What’s different about door frames and interior settlement is basically what corner of the door frame is being affected. Is it the corner closest to the middle of the home? If so, then it could mean interior foundation settlement issues.
3 More Signs That Might Indicate Foundation Settlement
There are a few other signs that *might* point to interior foundation settlement, but they are not as common. You would likely have some of the other things listed above present in your home, along with one of these signs. So, we won’t spend a ton of time explaining them, but here they are . . .
- Hollow sounding tile floors or tile floors that tent or pop
- Porches that don’t drain heavy rain away properly
- Corner Pop
These symptoms can have other root causes too. So they are not always definitive signs of interior settlement, they could be caused by something else.
How is Foundation Repair Different for Homes with Interior Issues?
Well, foundation repair can be a lot different when you have interior settlement vs. only exterior settlement. Mostly, it’s because the repair team will be inside your home a whole lot more. The repair project will cost quite a bit more and will take more time to fix a home with interior settlement. Flooring can be impacted, requiring repair or replacement.
You might even have to move out during the foundation repair process. None of this sounds like the *greatest news* in the world, unfortunately. Interior foundation problems are more to be concerned about. But you do have some options depending on the method you choose for interior settlement repairs.
What Options Are Available to Handle Interior Foundation Repair?
You have to weigh your options when handling homes with any foundation problems. You need to decide what is most important to you in getting it done. Sometimes the biggest factor is cost or time. Some homeowners want a method that is the least intrusive or the longest lasting.
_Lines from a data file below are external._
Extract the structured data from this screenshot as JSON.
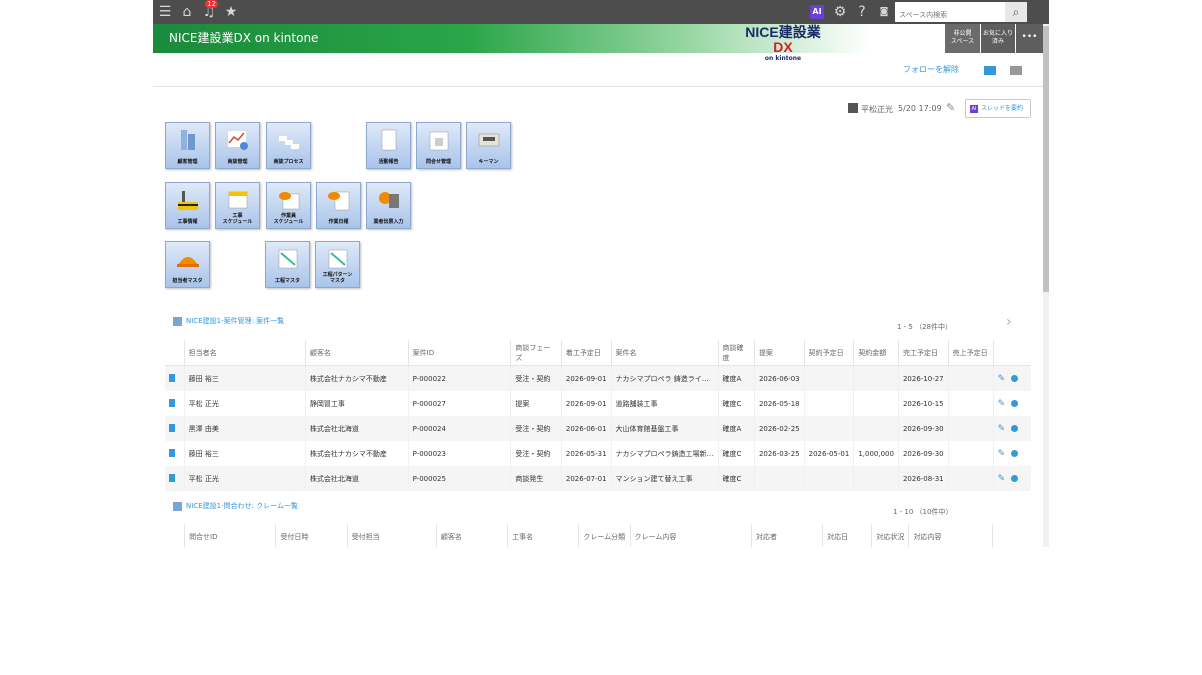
{
  "topbar": {
    "notification_count": "12",
    "ai_label": "AI",
    "search_placeholder": "スペース内検索"
  },
  "header": {
    "title": "NICE建設業DX on kintone",
    "logo_main": "NICE建設業",
    "logo_dx": "DX",
    "logo_sub": "on kintone",
    "btn_private_space": "非公開\nスペース",
    "btn_favorite": "お気に入り\n済み",
    "btn_more": "•••"
  },
  "thread": {
    "follow_label": "フォローを解除",
    "author": "平松正光",
    "datetime": "5/20 17:09",
    "summary_label": "スレッドを要約"
  },
  "tiles": [
    {
      "label": "顧客管理"
    },
    {
      "label": "商談管理"
    },
    {
      "label": "商談プロセス"
    },
    {
      "label": "活動報告"
    },
    {
      "label": "問合せ管理"
    },
    {
      "label": "キーマン"
    },
    {
      "label": "工事情報"
    },
    {
      "label": "工事\nスケジュール"
    },
    {
      "label": "作業員\nスケジュール"
    },
    {
      "label": "作業日報"
    },
    {
      "label": "業者伝票入力"
    },
    {
      "label": "担当者マスタ"
    },
    {
      "label": "工程マスタ"
    },
    {
      "label": "工程パターン\nマスタ"
    }
  ],
  "list1": {
    "title": "NICE建設1-案件管理: 案件一覧",
    "count": "1 - 5 （28件中）",
    "columns": [
      "担当者名",
      "顧客名",
      "案件ID",
      "商談フェーズ",
      "着工予定日",
      "案件名",
      "商談確度",
      "提案",
      "契約予定日",
      "契約金額",
      "完工予定日",
      "売上予定日"
    ],
    "rows": [
      [
        "藤田 裕三",
        "株式会社ナカシマ不動産",
        "P-000022",
        "受注・契約",
        "2026-09-01",
        "ナカシマプロペラ 鋳造ライ…",
        "確度A",
        "2026-06-03",
        "",
        "",
        "2026-10-27",
        ""
      ],
      [
        "平松 正光",
        "静岡冒工事",
        "P-000027",
        "提案",
        "2026-09-01",
        "道路舗装工事",
        "確度C",
        "2026-05-18",
        "",
        "",
        "2026-10-15",
        ""
      ],
      [
        "黒澤 由美",
        "株式会社北海道",
        "P-000024",
        "受注・契約",
        "2026-06-01",
        "大山体育館基盤工事",
        "確度A",
        "2026-02-25",
        "",
        "",
        "2026-09-30",
        ""
      ],
      [
        "藤田 裕三",
        "株式会社ナカシマ不動産",
        "P-000023",
        "受注・契約",
        "2026-05-31",
        "ナカシマプロペラ鋳造工場新…",
        "確度C",
        "2026-03-25",
        "2026-05-01",
        "1,000,000",
        "2026-09-30",
        ""
      ],
      [
        "平松 正光",
        "株式会社北海道",
        "P-000025",
        "商談発生",
        "2026-07-01",
        "マンション建て替え工事",
        "確度C",
        "",
        "",
        "",
        "2026-08-31",
        ""
      ]
    ]
  },
  "list2": {
    "title": "NICE建設1-問合わせ: クレーム一覧",
    "count": "1 - 10 （10件中）",
    "columns": [
      "問合せID",
      "受付日時",
      "受付担当",
      "顧客名",
      "工事名",
      "クレーム分類",
      "クレーム内容",
      "対応者",
      "対応日",
      "対応状況",
      "対応内容"
    ]
  },
  "colors": {
    "topbar": "#4d4d4d",
    "header_green": "#1a8a3c",
    "accent_blue": "#3498db",
    "ai_purple": "#6c3fd8"
  }
}
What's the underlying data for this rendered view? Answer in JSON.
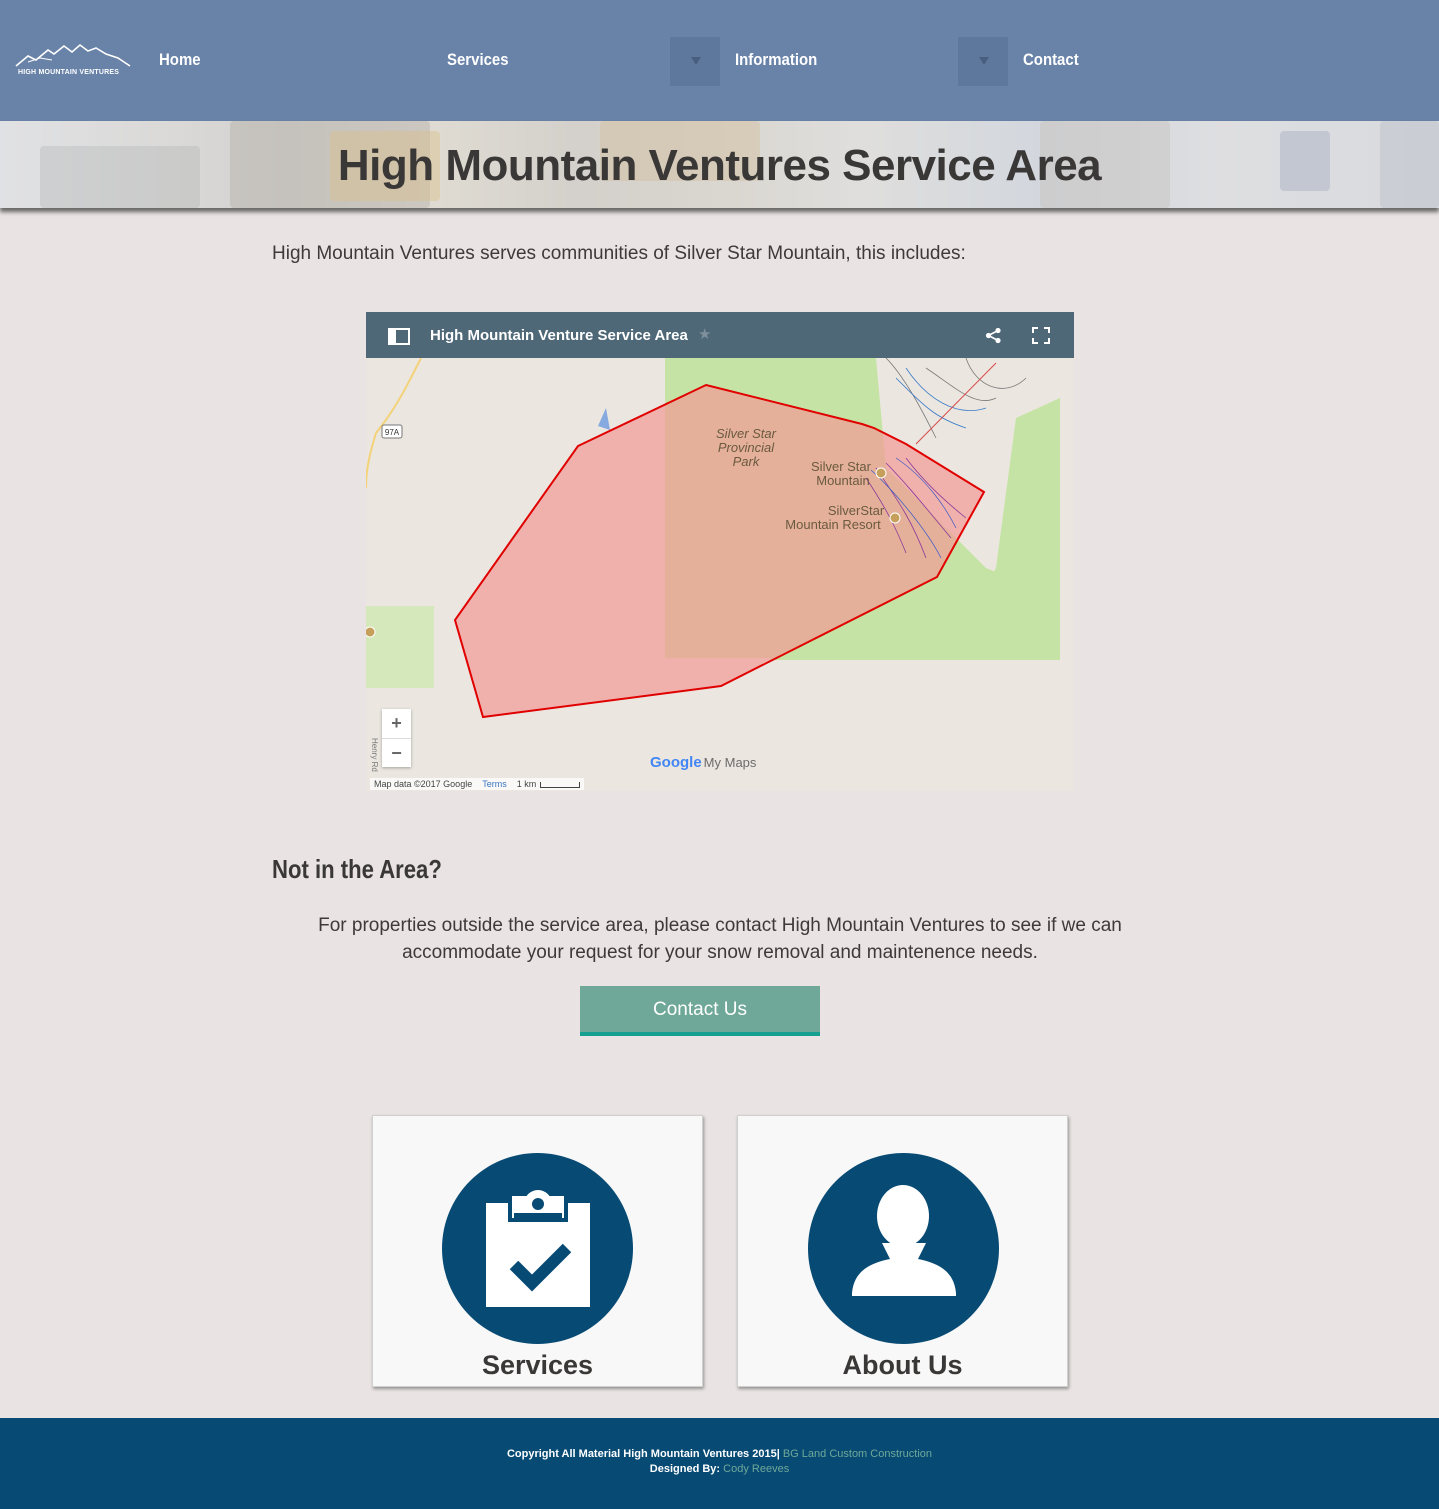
{
  "nav": {
    "logo_text": "HIGH MOUNTAIN VENTURES",
    "items": [
      {
        "label": "Home"
      },
      {
        "label": "Services"
      },
      {
        "label": "Information"
      },
      {
        "label": "Contact"
      }
    ]
  },
  "hero": {
    "title": "High Mountain Ventures Service Area"
  },
  "intro": "High Mountain Ventures serves communities of Silver Star Mountain, this includes:",
  "map": {
    "title": "High Mountain Venture Service Area",
    "labels": {
      "park": [
        "Silver Star",
        "Provincial",
        "Park"
      ],
      "mountain": [
        "Silver Star",
        "Mountain"
      ],
      "resort": [
        "SilverStar",
        "Mountain Resort"
      ],
      "highway": "97A",
      "road": "Henry Rd"
    },
    "zoom_in": "+",
    "zoom_out": "−",
    "attribution": "Map data ©2017 Google",
    "terms": "Terms",
    "scale": "1 km",
    "brand_google": "Google",
    "brand_mymaps": "My Maps"
  },
  "section": {
    "heading": "Not in the Area?",
    "text": "For properties outside the service area, please contact High Mountain Ventures to see if we can accommodate your request for your snow removal and maintenence needs.",
    "button": "Contact Us"
  },
  "cards": [
    {
      "label": "Services",
      "icon": "clipboard-check-icon"
    },
    {
      "label": "About Us",
      "icon": "person-icon"
    }
  ],
  "footer": {
    "copyright": "Copyright All Material High Mountain Ventures 2015|",
    "company_link": "BG Land Custom Construction",
    "designed_by": "Designed By:",
    "designer_link": "Cody Reeves"
  },
  "colors": {
    "nav_bg": "#6882a8",
    "page_bg": "#e9e3e3",
    "accent_teal": "#6fa898",
    "brand_navy": "#074a74",
    "map_bar": "#4f6878",
    "polygon_fill": "#f29a96",
    "polygon_stroke": "#e00000"
  }
}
No one method can offer all of these things perfectly.
The drilled pier method that we use takes a longer period of time and higher cost, but has the longevity that many homeowners are looking for. Concrete pressed piles can be cheaper and quicker, but some companies could still break through your floors to get it done.
Other pressed pile companies might tunnel under your slab to install the supports but all pressed pile methods can be prone to longevity issues. I’m starting to feel like we need a whole other article on just this topic because there’s a lot to it . . .
We often suggest a mix of methods to homeowners with interior foundation settlement issues. It’s a combination of traditional foundation repair on the exterior, with polyfoam injection aka polyjacking under the interior. This helps you *at least* get the best of two foundation repair worlds.
More About Polyjacking Used in Foundation Repair
All we were trying to do with *this here article* is talk about signs of interior foundation settlement, and we’ve done that. We’re getting into new territory by bringing up methods of foundation repair for handling it. So let’s try and wrap this up for ya. . .
At Anchor Foundation Repair, we are dedicated to helping Brazos Valley homeowners find the options that work best for them through education and 100% transparent information. Knowing that interior foundation work can be a huge undertaking, we’re not opposed to recommending another repair process if it makes the most sense for you and your home.
Polyjacking is a less intrusive method for handling interior foundation settlement and I bet you might want to know more about it. Check out this article explaining, “What is Polyjacking? The Poly Foam Injection Used in Foundation Repair,” for the full rundown.